TASK ITEM:
Among the entries below, find the lines that hold the word "crosshair" and report them.

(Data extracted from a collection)
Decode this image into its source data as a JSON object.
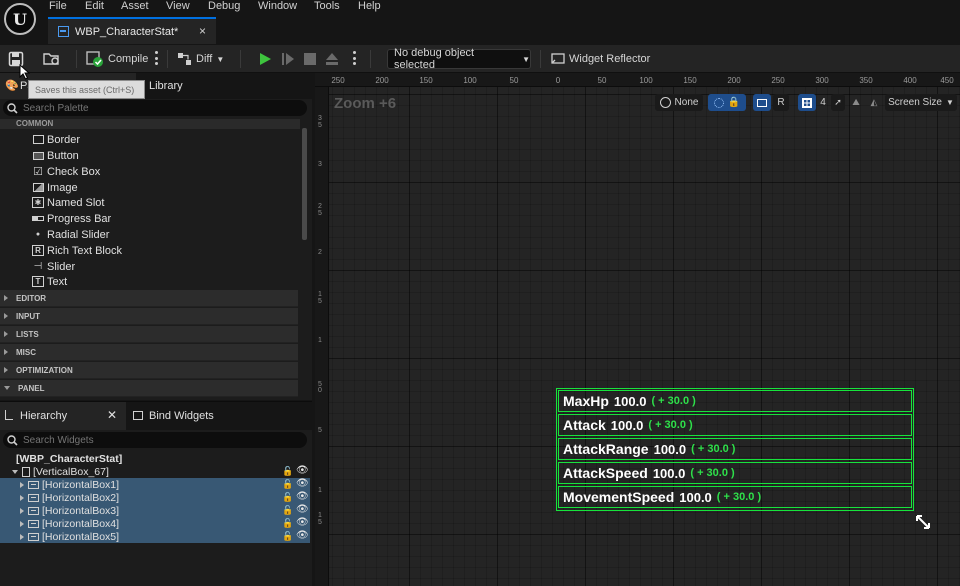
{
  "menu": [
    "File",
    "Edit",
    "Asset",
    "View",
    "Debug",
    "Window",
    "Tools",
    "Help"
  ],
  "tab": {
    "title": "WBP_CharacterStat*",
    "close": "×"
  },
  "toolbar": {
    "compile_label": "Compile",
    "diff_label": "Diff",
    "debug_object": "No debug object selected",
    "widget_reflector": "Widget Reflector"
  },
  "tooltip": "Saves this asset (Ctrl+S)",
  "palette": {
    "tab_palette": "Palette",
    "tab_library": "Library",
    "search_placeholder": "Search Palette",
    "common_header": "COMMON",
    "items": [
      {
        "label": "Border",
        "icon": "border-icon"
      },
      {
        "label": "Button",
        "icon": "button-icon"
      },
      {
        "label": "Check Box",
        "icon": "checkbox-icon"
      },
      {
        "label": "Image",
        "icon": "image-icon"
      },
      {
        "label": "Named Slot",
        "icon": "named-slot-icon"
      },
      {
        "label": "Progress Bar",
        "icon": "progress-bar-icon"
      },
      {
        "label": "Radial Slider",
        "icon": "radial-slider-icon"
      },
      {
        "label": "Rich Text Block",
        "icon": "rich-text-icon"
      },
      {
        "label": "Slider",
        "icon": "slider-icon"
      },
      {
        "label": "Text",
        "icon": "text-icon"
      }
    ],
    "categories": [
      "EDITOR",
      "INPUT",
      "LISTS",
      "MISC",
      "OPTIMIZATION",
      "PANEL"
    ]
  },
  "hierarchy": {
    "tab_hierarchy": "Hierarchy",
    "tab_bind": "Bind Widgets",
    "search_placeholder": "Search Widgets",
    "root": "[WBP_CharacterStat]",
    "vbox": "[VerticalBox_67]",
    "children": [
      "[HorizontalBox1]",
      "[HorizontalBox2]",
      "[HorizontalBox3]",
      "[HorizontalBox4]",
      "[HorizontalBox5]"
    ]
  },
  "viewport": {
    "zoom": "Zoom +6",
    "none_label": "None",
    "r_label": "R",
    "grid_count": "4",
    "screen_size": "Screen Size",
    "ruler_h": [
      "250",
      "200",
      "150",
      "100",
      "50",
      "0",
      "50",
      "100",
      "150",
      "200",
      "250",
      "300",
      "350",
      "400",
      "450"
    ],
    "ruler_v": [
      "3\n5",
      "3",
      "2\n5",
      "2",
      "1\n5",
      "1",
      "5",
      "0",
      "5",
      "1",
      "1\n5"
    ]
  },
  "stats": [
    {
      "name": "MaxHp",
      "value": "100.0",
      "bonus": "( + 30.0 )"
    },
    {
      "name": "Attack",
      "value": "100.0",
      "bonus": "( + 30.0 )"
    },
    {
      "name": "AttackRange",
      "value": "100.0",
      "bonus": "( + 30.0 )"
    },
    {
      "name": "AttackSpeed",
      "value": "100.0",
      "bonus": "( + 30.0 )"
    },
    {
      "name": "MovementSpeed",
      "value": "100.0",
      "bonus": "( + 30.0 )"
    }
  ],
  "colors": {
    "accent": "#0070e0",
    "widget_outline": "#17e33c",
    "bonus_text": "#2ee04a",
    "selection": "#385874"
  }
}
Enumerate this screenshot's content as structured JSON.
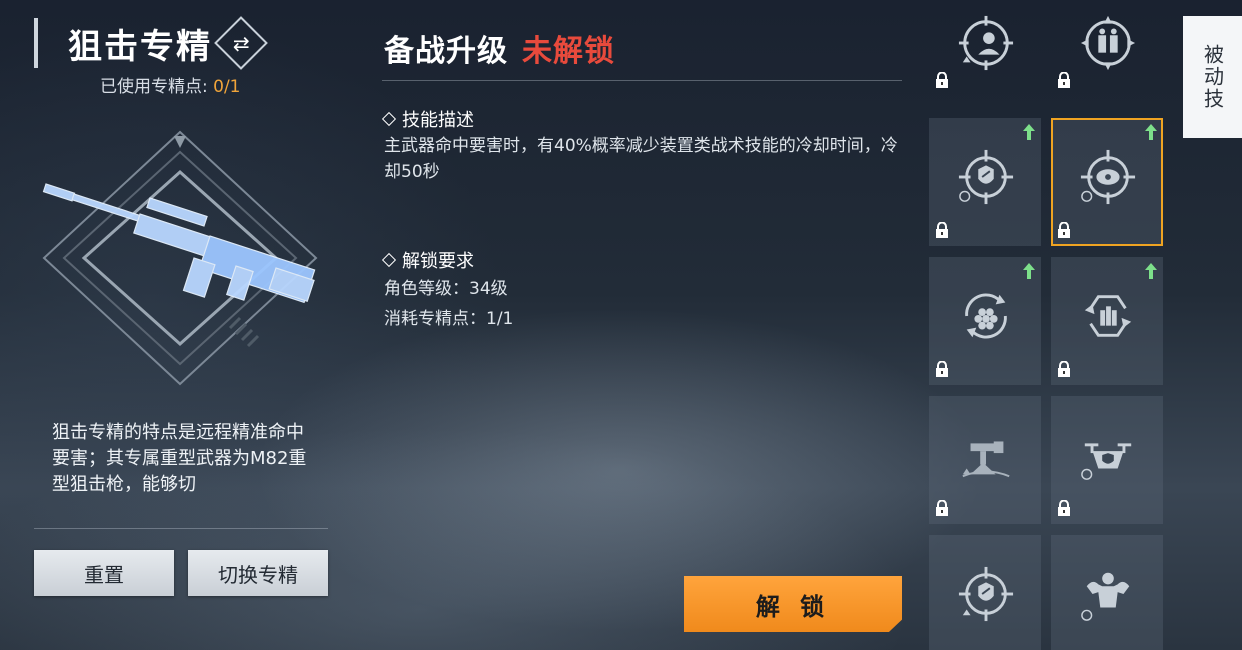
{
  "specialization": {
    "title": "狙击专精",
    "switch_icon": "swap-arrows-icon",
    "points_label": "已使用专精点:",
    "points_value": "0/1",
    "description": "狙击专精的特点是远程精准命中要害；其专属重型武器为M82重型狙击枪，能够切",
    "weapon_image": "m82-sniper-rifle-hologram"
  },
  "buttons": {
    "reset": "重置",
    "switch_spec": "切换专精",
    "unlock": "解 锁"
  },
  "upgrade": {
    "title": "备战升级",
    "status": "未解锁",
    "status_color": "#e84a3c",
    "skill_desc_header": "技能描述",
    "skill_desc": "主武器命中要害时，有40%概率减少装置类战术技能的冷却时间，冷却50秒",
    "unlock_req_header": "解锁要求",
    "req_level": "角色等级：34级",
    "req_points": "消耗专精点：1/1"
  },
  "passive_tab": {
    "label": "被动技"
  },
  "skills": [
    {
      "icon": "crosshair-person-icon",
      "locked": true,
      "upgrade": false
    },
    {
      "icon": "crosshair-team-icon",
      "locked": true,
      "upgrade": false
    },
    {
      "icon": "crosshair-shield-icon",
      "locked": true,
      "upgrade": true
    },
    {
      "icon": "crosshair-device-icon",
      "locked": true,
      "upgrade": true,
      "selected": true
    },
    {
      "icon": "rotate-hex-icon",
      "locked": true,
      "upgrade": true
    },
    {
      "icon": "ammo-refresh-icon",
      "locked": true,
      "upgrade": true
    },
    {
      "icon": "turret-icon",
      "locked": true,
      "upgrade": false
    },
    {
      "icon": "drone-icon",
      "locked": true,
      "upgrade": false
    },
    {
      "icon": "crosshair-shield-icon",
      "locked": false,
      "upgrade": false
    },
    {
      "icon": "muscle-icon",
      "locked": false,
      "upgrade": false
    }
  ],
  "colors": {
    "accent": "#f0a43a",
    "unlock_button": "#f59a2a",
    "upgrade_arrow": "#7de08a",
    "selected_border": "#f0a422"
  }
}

RESULT OF THIS EXERCISE:
      "icon": "crosshair-person-icon",
      "icon": "crosshair-team-icon",
      "icon": "crosshair-shield-icon",
      "icon": "crosshair-device-icon",
      "icon": "crosshair-shield-icon",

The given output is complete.